The expected response is a copy of every line in the entries below that includes the word "active".
┏━━
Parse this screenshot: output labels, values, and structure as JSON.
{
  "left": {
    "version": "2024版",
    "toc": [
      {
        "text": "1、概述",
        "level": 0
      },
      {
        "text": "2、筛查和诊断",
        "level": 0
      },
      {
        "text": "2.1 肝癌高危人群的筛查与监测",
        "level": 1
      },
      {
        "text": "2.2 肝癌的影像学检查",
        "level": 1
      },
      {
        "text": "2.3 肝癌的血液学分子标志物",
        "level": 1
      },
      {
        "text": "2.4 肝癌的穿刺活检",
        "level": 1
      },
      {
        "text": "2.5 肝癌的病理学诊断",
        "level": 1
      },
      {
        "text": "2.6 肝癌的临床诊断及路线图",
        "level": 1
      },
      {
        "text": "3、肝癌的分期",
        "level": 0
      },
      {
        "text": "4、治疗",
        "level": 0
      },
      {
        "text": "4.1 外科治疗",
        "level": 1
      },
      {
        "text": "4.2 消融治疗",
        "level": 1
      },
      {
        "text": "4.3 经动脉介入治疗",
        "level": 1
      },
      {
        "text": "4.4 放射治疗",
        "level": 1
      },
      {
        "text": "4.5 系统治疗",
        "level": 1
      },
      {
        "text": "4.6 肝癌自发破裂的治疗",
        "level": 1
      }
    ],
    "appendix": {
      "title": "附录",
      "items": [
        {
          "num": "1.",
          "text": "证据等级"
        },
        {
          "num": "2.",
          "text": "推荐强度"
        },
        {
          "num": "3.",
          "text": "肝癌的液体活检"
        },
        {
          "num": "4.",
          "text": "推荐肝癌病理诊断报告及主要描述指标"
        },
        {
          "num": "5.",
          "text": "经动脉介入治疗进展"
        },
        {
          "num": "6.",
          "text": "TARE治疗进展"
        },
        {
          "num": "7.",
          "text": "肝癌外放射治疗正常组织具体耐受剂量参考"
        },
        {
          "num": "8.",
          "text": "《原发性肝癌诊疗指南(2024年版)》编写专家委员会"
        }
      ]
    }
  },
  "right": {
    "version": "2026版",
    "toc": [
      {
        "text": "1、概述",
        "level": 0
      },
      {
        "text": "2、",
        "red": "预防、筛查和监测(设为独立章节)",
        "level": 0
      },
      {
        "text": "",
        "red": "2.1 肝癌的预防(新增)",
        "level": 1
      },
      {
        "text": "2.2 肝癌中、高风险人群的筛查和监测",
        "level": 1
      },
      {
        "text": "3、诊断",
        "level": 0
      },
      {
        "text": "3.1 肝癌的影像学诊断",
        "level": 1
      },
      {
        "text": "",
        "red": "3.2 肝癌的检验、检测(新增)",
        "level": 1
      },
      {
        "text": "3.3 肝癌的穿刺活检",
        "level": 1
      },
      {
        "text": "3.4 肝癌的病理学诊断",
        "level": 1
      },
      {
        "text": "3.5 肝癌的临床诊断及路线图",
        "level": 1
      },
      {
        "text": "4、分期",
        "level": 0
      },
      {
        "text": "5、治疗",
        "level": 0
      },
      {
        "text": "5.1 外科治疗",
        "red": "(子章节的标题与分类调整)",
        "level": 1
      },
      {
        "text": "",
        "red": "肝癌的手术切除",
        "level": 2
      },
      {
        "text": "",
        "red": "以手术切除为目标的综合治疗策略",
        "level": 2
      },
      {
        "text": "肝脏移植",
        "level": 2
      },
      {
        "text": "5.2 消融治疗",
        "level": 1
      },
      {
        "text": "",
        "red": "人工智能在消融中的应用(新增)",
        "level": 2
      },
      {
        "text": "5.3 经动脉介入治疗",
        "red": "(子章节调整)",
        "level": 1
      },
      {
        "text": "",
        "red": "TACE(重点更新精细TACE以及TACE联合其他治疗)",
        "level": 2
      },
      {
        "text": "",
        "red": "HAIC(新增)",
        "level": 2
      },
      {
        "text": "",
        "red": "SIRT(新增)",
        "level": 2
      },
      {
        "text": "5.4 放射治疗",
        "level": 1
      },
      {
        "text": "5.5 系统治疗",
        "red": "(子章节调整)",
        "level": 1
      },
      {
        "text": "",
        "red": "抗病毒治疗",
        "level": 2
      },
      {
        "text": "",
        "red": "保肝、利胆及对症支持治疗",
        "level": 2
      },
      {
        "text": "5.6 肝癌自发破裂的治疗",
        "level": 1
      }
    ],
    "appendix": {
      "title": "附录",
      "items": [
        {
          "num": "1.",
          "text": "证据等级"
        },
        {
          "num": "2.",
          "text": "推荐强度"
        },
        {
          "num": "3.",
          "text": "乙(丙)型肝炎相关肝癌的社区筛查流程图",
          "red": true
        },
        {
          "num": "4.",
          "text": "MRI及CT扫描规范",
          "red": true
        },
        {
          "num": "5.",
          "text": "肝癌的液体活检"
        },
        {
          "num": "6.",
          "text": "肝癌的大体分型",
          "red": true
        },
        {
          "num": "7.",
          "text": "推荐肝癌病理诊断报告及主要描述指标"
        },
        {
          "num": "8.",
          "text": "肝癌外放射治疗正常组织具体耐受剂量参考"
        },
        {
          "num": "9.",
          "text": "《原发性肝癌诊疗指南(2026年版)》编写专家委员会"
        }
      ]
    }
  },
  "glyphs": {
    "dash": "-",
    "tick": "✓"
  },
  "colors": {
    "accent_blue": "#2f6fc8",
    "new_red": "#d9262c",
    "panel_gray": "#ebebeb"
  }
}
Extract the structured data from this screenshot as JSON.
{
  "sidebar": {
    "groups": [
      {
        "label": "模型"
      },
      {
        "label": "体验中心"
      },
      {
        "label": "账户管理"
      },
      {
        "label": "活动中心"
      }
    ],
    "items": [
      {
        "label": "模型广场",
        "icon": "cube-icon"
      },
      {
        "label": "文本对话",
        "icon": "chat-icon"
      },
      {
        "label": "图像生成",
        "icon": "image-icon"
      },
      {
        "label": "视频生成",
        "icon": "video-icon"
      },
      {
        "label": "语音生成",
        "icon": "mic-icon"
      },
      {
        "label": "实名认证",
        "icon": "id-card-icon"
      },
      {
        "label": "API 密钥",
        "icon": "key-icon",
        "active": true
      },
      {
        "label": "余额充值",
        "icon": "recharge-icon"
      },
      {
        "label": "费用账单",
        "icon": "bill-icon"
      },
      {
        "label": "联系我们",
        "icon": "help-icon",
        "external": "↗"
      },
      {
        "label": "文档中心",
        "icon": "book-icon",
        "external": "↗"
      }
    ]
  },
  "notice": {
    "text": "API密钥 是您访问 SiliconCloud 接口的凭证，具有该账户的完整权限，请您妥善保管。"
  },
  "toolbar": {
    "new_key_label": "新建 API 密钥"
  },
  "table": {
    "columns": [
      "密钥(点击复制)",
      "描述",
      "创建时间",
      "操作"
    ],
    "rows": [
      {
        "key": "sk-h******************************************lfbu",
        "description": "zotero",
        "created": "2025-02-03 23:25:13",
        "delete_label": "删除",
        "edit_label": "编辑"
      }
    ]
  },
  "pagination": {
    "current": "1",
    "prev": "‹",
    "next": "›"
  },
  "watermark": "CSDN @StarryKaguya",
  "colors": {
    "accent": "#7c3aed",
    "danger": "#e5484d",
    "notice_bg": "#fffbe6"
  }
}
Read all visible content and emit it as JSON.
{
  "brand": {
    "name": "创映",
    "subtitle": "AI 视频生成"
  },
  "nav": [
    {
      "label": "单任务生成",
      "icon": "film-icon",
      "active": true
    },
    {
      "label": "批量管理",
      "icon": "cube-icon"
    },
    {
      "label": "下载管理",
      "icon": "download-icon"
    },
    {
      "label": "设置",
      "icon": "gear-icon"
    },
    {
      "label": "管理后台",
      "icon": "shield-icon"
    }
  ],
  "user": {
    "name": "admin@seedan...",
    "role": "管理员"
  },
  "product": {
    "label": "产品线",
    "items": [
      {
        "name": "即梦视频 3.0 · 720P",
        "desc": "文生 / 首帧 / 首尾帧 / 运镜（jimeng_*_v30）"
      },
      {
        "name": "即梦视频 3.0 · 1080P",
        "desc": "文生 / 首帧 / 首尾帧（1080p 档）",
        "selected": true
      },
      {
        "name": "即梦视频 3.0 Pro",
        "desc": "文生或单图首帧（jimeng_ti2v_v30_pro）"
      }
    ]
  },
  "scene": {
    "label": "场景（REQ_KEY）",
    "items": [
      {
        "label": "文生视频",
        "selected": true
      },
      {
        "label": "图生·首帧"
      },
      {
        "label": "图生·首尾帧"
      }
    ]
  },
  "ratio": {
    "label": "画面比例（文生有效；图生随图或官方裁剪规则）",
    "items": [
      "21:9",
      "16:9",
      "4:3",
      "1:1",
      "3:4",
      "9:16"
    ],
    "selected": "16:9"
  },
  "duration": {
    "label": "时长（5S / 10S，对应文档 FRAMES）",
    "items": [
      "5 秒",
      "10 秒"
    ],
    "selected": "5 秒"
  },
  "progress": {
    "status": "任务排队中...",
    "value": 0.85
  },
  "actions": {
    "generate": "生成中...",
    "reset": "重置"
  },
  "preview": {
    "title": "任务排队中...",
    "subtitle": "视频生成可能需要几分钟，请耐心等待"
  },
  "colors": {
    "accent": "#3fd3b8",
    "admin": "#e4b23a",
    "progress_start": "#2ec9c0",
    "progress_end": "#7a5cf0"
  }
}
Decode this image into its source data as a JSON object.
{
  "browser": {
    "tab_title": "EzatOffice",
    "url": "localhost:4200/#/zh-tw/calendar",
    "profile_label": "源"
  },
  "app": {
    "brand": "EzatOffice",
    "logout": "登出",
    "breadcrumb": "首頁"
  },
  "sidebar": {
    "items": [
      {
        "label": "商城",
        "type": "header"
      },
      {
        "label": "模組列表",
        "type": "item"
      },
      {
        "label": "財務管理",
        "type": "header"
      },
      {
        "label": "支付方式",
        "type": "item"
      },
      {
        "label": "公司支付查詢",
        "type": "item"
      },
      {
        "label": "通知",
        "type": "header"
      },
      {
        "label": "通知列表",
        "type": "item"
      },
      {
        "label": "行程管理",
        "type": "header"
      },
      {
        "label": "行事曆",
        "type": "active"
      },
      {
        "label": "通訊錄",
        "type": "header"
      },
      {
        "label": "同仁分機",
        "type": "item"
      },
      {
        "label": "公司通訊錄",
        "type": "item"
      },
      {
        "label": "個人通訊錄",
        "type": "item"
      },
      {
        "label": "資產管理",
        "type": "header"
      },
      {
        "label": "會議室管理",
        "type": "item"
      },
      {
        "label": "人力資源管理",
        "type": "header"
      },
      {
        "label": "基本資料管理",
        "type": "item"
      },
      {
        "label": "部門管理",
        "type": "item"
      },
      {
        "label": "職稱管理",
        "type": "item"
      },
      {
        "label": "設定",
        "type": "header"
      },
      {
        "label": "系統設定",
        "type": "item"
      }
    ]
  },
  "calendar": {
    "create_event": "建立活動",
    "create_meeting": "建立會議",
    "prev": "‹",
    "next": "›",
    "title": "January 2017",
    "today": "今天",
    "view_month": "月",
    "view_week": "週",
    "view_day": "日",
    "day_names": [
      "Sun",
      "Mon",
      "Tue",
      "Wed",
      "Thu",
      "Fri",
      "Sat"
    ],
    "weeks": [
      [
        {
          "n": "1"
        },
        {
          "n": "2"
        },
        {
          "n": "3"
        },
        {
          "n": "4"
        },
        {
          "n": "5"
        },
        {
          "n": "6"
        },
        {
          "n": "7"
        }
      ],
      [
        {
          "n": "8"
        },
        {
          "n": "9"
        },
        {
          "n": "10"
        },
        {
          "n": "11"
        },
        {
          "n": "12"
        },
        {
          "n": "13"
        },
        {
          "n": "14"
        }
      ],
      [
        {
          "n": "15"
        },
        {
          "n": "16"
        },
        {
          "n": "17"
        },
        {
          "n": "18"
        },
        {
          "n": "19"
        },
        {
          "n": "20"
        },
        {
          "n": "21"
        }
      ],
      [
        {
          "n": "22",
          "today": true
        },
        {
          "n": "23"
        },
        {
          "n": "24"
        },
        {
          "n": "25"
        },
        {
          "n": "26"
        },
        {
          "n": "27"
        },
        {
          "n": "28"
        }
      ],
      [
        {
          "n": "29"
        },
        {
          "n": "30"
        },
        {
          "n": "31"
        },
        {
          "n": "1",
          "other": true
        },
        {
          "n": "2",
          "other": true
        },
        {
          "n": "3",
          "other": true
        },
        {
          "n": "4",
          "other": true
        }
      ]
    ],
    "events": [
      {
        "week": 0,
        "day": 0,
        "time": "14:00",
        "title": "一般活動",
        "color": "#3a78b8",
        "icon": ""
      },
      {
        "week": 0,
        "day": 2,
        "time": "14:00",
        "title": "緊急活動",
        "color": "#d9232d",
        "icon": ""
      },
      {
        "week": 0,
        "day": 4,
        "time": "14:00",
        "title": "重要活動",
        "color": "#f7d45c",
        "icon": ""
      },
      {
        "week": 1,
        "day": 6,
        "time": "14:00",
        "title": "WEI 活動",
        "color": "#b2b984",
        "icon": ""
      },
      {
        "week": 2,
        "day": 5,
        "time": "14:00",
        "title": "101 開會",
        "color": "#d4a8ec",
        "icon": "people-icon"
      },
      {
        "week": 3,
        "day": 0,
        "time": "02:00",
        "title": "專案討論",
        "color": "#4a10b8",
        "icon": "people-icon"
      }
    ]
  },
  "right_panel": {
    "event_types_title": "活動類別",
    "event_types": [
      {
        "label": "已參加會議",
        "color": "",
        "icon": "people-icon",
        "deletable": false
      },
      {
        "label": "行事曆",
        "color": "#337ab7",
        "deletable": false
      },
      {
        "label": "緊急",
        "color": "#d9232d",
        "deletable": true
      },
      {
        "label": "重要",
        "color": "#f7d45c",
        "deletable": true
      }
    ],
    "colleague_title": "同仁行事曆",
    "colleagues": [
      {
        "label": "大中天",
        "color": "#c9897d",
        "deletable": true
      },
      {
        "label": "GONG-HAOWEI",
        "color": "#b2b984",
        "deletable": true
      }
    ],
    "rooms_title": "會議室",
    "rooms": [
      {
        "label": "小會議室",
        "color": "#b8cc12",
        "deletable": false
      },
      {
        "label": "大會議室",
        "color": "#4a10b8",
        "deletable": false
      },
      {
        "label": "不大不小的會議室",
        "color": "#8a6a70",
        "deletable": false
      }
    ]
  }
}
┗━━
- [Answer space]:
        "active": true
      "active": true
        "type": "active"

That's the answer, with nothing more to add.